Engineers are always trying to increase productivity from manufacturing lines. Often times they turn to pricey robots and large pieces of capital equipment for palletizing in-process or finished goods for shipping. These machines can take up a great deal of space and potentially cause bottlenecks that form when numerous processes are stationed too close to each other.

PalletizerThe space issues can be solved by using belt-driven actuators. They are a simple, readily-available system capable of being outfitted with any controls or motor package so it can be conveniently integrated into an existing plant management software infrastructure. These can be easily designed in many configurations. The benefits of utilizing belt-driving actuators can be shown by comparing two common examples based on a standard conveyor to palletizer setups that are used in many industries.

6-Axis Robot. A 6-axis robot can be used to build pallets of cases that consist of in-process or finished products. Cases stacked up to 60 feet require a standard pallet that measures 48 inches by 40 inches. A robotic arm with a minimum reach of 96 inches is required to account for the increased distance the arm has to travel in an arc. An arm this size can cost upwards of $50,000. Additionally, a 90-degree rotation requires roughly 200 square feet of floor space to pick up a case.

Aside from the space and cost estimates, there are several safety requirements needed for installing a robot on a manufacturing floor:

  • Safety cage
  • Lock out tag system
  • Light curtains
  • Emergency stop

A multi-axis belt-driven gantry for the same application can occupy the same space as the conveyor and pallet. Taking into account the mounting structure and safety stroke of the actuators, this would account for up to 10 square feet of floor space and between $6,000 and $7,000 per axis, totaling in at $28,000 for a 3-axis, 4-actuator gantry.

Vertical Palletizer. A vertical palletizer can be used if the conveyor line is overhead. If the product isn’t transferred overhead, the machine needs a special inclined conveyor that requires larger motion components to move the product against the force of gravity. In most setups, the machine builds each layer of the pallet and lowers it while simultaneously building the next layer. The layers require rotating packages to form the correct pattern, a process that adds cost to the conveyor because it must be done upstream from the system. They must also be large and strong so they can hold the weight of a growing pallet. This snowball effect can cause some of these machines to cost up to $100,000 and they can take up 300 square feet of space.

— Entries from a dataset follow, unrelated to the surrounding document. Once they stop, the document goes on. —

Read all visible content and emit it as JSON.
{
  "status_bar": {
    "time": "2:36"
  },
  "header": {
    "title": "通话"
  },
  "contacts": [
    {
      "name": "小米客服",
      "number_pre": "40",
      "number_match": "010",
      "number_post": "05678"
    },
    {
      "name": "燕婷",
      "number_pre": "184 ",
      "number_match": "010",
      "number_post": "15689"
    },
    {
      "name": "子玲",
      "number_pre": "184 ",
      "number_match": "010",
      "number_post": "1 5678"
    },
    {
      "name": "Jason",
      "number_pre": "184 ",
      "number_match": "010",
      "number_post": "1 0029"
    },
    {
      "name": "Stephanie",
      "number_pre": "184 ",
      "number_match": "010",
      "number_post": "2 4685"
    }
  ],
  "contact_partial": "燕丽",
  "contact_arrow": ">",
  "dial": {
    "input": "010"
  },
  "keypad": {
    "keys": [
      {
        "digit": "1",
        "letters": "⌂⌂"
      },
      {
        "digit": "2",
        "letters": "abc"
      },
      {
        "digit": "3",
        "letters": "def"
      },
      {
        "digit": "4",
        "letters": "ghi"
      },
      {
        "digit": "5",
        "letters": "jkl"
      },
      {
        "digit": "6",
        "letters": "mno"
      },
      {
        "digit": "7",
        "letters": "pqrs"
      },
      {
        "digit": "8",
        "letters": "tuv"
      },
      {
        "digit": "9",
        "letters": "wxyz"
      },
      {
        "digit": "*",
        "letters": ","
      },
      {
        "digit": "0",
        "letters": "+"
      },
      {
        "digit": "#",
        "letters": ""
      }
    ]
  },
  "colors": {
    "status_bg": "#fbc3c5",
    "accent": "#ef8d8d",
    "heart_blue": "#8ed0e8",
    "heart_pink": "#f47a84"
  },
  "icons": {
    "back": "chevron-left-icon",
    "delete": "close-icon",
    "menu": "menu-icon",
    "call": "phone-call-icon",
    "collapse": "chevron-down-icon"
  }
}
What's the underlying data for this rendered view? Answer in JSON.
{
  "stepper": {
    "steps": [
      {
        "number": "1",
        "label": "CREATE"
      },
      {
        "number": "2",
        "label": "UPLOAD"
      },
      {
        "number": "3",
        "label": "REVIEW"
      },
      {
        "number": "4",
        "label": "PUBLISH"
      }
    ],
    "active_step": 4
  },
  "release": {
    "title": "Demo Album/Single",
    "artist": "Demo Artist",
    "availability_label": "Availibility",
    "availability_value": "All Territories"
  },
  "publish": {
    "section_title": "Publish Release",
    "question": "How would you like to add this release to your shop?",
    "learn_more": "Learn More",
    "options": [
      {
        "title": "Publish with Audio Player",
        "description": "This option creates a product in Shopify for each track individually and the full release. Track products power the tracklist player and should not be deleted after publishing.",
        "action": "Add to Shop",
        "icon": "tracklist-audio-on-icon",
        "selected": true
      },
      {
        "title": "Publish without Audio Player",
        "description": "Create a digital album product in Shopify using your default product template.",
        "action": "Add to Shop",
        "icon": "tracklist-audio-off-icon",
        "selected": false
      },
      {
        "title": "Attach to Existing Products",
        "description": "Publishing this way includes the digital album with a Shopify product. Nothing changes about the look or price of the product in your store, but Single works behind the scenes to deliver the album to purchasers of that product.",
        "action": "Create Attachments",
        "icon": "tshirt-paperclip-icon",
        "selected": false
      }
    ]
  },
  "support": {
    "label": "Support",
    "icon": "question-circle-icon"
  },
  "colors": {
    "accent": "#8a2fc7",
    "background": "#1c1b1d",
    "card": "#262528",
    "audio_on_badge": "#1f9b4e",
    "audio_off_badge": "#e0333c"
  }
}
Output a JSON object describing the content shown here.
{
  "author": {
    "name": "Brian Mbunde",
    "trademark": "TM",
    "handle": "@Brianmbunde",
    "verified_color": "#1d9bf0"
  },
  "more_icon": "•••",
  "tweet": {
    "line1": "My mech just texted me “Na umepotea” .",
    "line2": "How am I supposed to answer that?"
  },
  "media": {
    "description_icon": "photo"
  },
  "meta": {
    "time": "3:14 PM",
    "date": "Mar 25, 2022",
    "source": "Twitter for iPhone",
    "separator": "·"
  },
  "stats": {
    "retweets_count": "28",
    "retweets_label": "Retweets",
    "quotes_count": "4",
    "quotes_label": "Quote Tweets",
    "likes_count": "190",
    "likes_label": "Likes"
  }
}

A gantry similar to the first example, with an additional vertical lift unit for an elevated conveyor setup, would cost roughly $35,000 and take up no more than 10 percent of the required space.